CS/CS/HB 987 (2019) Public Lodging Establishments —proposed that state law would override local ordinances, protecting the constitutional right to rent one’s property for any length of time.

CS/CS/CS/HB 1075 (2019) Community Associations —would have made multiple confusing amendments to current statutes relating to “contracts, documents, records, assessments, fines, liens, improvements, online voting, & electronic notice” in community associations. The bill was on its third committee substitute when the session ended.

HB 1129 (2019) Public Lodging Establishments —proposed regulation of short-term rental platforms, advertising, and licensing requirements.

HB 155 (2019) Homeowner Association Recalls —proposed allowing only owners who “physically reside” in the community to vote for a board recall. As predicted, this bill went nowhere in Florida, well known for its high influx of “Snow Bird” seasonal homeowners.

HB 565 (2019) Housing Discrimination —would have eliminated certain legal remedies for victims of housing discrimination

HB 647, 1st Eng. (2019) Community Association Fire and Life Safety Systems —would have postponed the deadline date for retrofitting older condo and co-op buildings with sprinklers or Emergency Life Safety Systems for another three years. The provision delaying the retrofit deadline was later added to a development bill, HB 7103. (See below.)
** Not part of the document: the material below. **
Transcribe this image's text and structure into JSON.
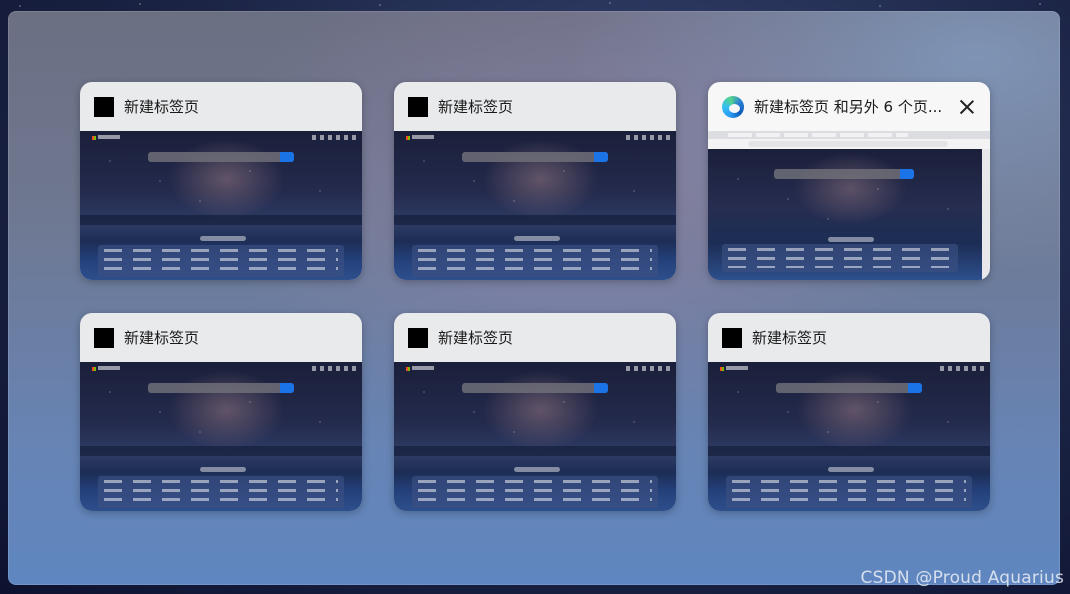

CS/CS/SB 610 (2019) Condominium Associations —would have revised or created criminal penalties for board misconduct relating to kickbacks, conflicts of interest, voting irregularities.

HB 1259 (2019) Division of Florida Condominiums, Timeshares, and Mobile Homes — like SB 610, would have revised or created criminal penalties for board misconduct relating to kickbacks, conflicts of interest, voting irregularities. This bill also would have prevented division funds from being transferred to the General Fund.

CS/CS/HB 1383 (2019) Private Property Rights Protection — Dubbed the “Bert J. Harris, Jr., Private Property Rights Protection Act,” it would have granted property owners the right to sue, when a government entity devalues their property by way of use restrictions.

Fire sprinkler industrial parts
(Pixabay.com free image)

One exception — Fire Safety Life Systems retrofit deadline extension

At the last minute, the following language was added to a bill backed by developers of affordable housing, HB 7103.

The local authority having jurisdiction may not require completion of retrofitting with a fire sprinkler system or an engineered life safety system before January 1, 2024

HB 7103 requires local governments to increase housing density bonuses (allow construction of additional homes per acre of land), waive certain impact fees, or provide other incentives, in exchange for a developer’s commitment to build or fund affordable housing units.

This development planning strategy, commonly referred to as “inclusionary housing,” is used in other cities and states across the U.S., but with minimal success, in terms of notably increasing the quantity of affordable housing.

When it became clear that HB 647 wasn’t going to pass, the sprinkler and Engineered Life Safety Systems (ELSS) amendment was added to HB 7103.

Important note to IAC readers: It’s common political strategy to resurrect controversial provisions of a dying bill, by adding them to another bill that seems sure to garner the legislative votes needed to pass.

The supporters of delaying the retrofit date — yet again — obviously had a back up plan to achieve their goal. ♦

 

 

News Sources:

NO COMMUNITY ASSOCIATION BILL PASSED! (Jan Bergemann, CCFJ)

Sprinkler delay makes it into property development bill
The bill would give high-rise condo complexes another four years to comply. (Drew Wilson, Florida Politics | May 4, 2019)

See also, two earlier IAC updates:

Florida HOA legislation update (March 2019)

 

Florida HOA, condo, & co-op legislation updates (April 2019)